— Task brief —
Which lines in the data below contain the string "JSON"? Show each one.

— Stored data —

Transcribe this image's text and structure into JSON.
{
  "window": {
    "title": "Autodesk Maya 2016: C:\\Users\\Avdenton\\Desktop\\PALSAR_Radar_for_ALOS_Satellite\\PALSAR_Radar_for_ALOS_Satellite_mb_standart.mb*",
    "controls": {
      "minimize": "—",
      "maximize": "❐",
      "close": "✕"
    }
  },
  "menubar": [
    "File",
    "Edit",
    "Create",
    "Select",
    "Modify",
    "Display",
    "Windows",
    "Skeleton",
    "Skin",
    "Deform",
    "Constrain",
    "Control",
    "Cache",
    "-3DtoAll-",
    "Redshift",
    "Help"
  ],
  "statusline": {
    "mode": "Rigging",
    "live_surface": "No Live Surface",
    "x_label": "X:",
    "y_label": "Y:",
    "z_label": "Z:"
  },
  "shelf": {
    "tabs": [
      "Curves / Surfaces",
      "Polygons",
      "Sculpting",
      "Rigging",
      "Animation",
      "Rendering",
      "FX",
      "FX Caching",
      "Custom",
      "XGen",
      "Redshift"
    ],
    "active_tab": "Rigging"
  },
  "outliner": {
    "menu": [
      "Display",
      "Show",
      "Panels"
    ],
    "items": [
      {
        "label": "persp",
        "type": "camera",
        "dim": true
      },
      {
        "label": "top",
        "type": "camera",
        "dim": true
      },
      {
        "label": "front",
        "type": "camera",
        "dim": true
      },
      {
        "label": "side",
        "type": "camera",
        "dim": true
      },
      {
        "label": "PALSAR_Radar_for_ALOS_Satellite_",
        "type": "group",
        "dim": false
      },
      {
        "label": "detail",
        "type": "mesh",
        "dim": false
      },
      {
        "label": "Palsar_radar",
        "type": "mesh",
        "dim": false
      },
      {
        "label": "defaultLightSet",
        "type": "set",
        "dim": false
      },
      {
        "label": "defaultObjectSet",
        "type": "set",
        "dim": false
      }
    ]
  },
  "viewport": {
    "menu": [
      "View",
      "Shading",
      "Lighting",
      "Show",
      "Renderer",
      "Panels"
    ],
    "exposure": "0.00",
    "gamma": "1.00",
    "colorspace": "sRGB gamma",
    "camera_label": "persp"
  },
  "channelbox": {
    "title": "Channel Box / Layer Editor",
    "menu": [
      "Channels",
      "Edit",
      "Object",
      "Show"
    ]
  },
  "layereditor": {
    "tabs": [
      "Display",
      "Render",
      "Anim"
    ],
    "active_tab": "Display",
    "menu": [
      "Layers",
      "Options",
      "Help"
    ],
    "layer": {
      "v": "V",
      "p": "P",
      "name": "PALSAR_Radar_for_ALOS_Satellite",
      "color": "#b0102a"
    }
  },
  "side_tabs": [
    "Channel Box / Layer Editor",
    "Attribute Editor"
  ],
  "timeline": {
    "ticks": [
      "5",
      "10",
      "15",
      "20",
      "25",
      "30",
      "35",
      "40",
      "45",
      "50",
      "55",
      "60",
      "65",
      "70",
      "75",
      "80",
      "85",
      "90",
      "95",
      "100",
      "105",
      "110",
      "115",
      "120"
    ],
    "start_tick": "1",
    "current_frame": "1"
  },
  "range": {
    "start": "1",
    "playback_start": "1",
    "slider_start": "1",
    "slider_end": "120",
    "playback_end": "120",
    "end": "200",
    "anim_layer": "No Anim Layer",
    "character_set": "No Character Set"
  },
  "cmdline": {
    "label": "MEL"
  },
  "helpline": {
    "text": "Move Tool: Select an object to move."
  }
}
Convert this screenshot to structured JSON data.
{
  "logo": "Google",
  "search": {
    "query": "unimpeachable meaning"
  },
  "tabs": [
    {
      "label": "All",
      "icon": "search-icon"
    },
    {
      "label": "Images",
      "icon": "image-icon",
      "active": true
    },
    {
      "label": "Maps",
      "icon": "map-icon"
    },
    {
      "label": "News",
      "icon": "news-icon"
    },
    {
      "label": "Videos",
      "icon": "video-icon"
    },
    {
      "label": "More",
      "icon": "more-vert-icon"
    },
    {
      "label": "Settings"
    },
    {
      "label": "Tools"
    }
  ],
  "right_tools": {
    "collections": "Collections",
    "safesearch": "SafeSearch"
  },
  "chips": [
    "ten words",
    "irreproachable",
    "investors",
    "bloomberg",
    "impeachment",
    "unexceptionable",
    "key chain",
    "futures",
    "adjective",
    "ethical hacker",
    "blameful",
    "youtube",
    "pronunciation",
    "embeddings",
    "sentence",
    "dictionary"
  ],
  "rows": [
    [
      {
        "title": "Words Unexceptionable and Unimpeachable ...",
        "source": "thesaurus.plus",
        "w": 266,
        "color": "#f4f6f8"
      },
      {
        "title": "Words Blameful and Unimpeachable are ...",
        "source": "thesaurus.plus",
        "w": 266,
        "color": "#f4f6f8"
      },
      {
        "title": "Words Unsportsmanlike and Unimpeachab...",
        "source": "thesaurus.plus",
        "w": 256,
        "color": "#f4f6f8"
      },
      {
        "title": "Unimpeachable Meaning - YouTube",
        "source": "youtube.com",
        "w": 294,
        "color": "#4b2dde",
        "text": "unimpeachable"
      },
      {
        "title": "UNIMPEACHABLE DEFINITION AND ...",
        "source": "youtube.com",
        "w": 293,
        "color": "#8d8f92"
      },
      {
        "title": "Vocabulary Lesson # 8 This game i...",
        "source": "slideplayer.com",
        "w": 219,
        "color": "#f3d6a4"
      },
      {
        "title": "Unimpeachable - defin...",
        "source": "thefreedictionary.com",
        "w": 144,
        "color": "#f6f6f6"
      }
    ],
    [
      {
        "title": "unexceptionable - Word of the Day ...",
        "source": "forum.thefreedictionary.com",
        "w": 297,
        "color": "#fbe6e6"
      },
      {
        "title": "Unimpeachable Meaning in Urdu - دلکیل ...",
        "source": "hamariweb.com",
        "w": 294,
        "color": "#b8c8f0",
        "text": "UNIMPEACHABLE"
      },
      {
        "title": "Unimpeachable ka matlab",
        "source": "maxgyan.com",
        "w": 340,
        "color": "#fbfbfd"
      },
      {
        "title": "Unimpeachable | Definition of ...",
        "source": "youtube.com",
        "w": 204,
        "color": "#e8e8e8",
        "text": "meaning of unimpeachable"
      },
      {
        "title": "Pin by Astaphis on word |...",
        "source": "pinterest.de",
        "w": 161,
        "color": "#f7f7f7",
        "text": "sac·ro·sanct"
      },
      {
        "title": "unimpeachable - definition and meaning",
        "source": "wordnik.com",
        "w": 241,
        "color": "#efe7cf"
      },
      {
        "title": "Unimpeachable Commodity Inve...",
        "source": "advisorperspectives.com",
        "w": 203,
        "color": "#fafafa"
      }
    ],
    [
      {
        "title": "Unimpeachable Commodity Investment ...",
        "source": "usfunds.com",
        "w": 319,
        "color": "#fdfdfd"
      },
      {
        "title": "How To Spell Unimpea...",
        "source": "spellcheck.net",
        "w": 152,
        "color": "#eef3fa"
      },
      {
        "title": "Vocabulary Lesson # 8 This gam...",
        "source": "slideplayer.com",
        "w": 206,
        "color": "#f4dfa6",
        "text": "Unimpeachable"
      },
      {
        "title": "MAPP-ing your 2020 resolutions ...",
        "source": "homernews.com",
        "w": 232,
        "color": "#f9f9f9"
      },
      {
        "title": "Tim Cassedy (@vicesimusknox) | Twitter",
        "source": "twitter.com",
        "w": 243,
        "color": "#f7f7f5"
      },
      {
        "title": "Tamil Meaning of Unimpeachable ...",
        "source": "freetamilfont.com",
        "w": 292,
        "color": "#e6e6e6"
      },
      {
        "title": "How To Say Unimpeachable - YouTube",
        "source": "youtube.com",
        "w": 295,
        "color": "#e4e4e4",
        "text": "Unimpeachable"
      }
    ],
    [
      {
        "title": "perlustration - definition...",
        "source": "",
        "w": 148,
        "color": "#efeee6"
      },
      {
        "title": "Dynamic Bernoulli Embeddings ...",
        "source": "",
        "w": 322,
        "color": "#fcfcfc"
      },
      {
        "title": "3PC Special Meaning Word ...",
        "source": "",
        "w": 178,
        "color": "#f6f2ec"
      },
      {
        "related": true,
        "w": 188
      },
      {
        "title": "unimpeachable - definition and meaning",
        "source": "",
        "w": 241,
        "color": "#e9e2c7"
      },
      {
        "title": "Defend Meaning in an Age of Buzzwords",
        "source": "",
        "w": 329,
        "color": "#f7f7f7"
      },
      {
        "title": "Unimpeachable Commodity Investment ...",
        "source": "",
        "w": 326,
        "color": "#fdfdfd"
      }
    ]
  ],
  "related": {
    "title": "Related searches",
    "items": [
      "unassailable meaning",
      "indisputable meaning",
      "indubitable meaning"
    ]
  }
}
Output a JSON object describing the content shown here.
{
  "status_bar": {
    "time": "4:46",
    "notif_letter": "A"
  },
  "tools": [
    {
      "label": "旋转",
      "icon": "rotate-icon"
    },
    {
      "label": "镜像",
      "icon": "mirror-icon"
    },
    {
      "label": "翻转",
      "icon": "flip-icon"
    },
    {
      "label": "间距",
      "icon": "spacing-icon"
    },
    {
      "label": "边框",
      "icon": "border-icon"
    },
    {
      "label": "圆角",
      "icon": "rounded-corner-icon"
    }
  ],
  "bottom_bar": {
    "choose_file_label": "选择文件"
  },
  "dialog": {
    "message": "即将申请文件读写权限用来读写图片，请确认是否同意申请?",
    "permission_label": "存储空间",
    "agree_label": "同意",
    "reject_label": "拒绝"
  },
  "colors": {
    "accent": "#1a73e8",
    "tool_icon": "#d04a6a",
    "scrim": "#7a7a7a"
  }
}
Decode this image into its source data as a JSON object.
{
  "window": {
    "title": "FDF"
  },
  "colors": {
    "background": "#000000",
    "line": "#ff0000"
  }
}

— Solution to this exercise —
Transcribe this image's text and structure into JSON.
Convert this screenshot to structured JSON data.
Output a JSON object describing the content shown here.
Decode this image into its source data as a JSON object.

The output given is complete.